If I hadn’t gone grocery shopping on bicycle, I probably would have missed the oversized woodpecker checking out some local trees. But as I pedaled down the street towards home I heard a bird speaking a language I didn’t recognize, and I turned my head just in time to spot the flashy red crest of Dryocopus pileatus.
The colourful sight was a welcome treat given that nearly all migratory birds have left, vegetation is now mostly faded, and the sun’s glancing rays are often dulled by clouds. The views across marsh and lake often present in a nearly black and white palate.
The Lesser Yellowlegs was one of the last traveling birds to come through from shores far to the north. On a cloudy evening the shallow muddy water made an austere background for this wader.
But in the afternoon sun the waters picked up reflected colour from surrounding plants.
And a nearby stand of sumach turned the surface to crimson.
Warm days soon gave way to chillier mornings and the welcome sight of steam rising off the lake.
The autumn still held a surprise, though, for the spectacular Pileated Woodpecker made a sudden appearance just a few days ago.
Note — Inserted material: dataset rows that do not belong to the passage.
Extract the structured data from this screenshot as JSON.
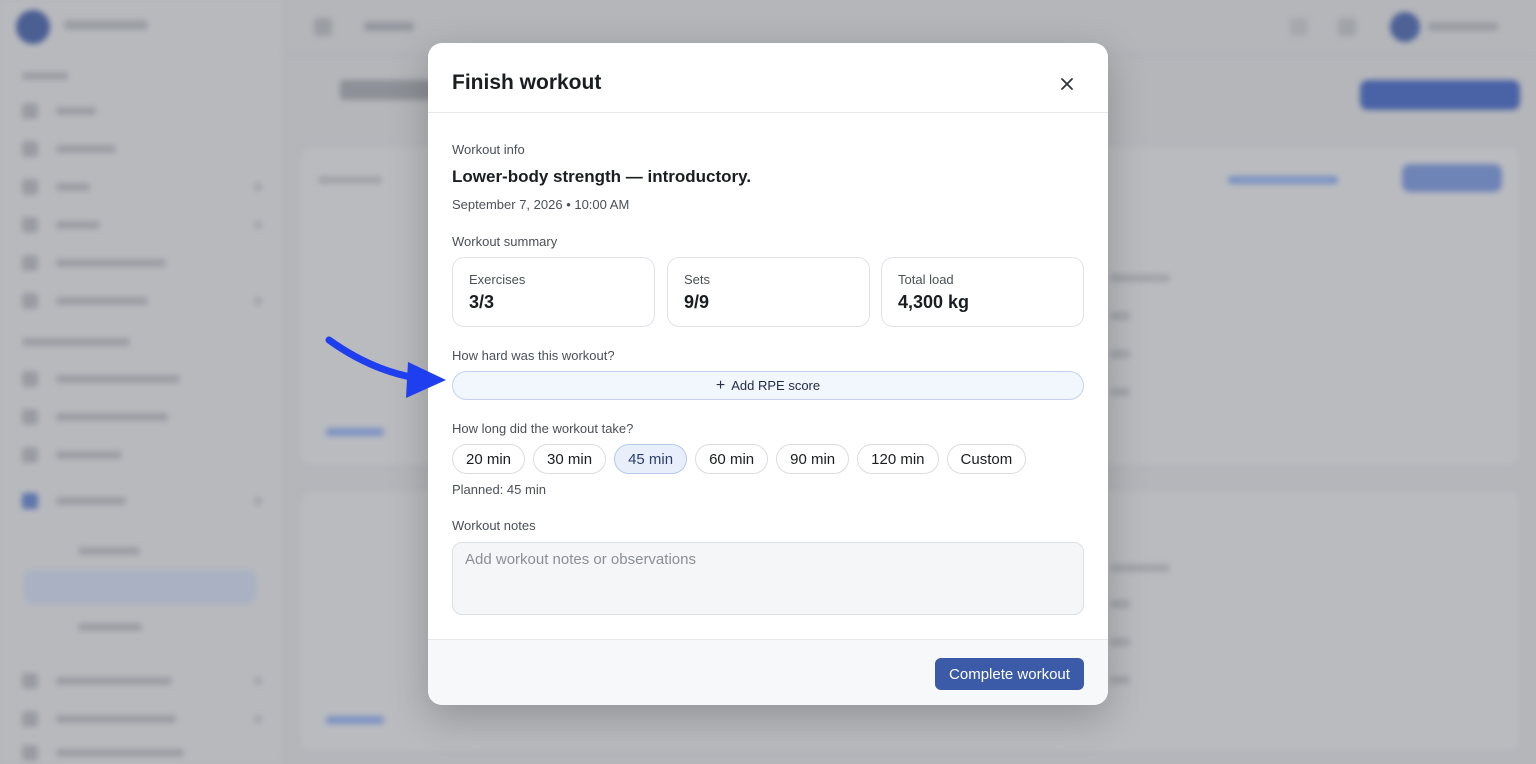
{
  "colors": {
    "accent": "#3b5ba8",
    "selected_chip_bg": "#e8effb",
    "rpe_button_bg": "#f2f6fd",
    "annotation_arrow": "#1f3ef0",
    "overlay": "#b4b6ba"
  },
  "modal": {
    "title": "Finish workout",
    "close_icon": "close-icon",
    "workout_info_label": "Workout info",
    "workout_name": "Lower-body strength — introductory.",
    "workout_datetime": "September 7, 2026 • 10:00 AM",
    "summary_label": "Workout summary",
    "summary": [
      {
        "label": "Exercises",
        "value": "3/3"
      },
      {
        "label": "Sets",
        "value": "9/9"
      },
      {
        "label": "Total load",
        "value": "4,300 kg"
      }
    ],
    "rpe_question": "How hard was this workout?",
    "rpe_button_icon": "plus-icon",
    "rpe_button_label": "Add RPE score",
    "duration_question": "How long did the workout take?",
    "duration_options": [
      "20 min",
      "30 min",
      "45 min",
      "60 min",
      "90 min",
      "120 min",
      "Custom"
    ],
    "duration_selected": "45 min",
    "planned": "Planned: 45 min",
    "notes_label": "Workout notes",
    "notes_placeholder": "Add workout notes or observations",
    "notes_value": "",
    "complete_button": "Complete workout"
  },
  "annotation": {
    "icon": "arrow-pointer-icon"
  }
}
Since this is not a migratory species, perhaps she has moved in nearby.
A bird this large needs to carve a deep hole for a nest, and the Pileated Woodpecker is up to the task. “Pileated Woodpeckers use their long necks to pull far back from the tree, then make powerful strikes with their heavy bills, pulling with their feet to increase the strength of the blow.” (allaboutbirds.org)
It’s convenient that some of the tastiest food lives in trees: “The birds also use their long, barbed tongues to extract woodboring beetle larvae.” (allaboutbirds.org)
Photo at top of page: Exploration (click here for full-size image)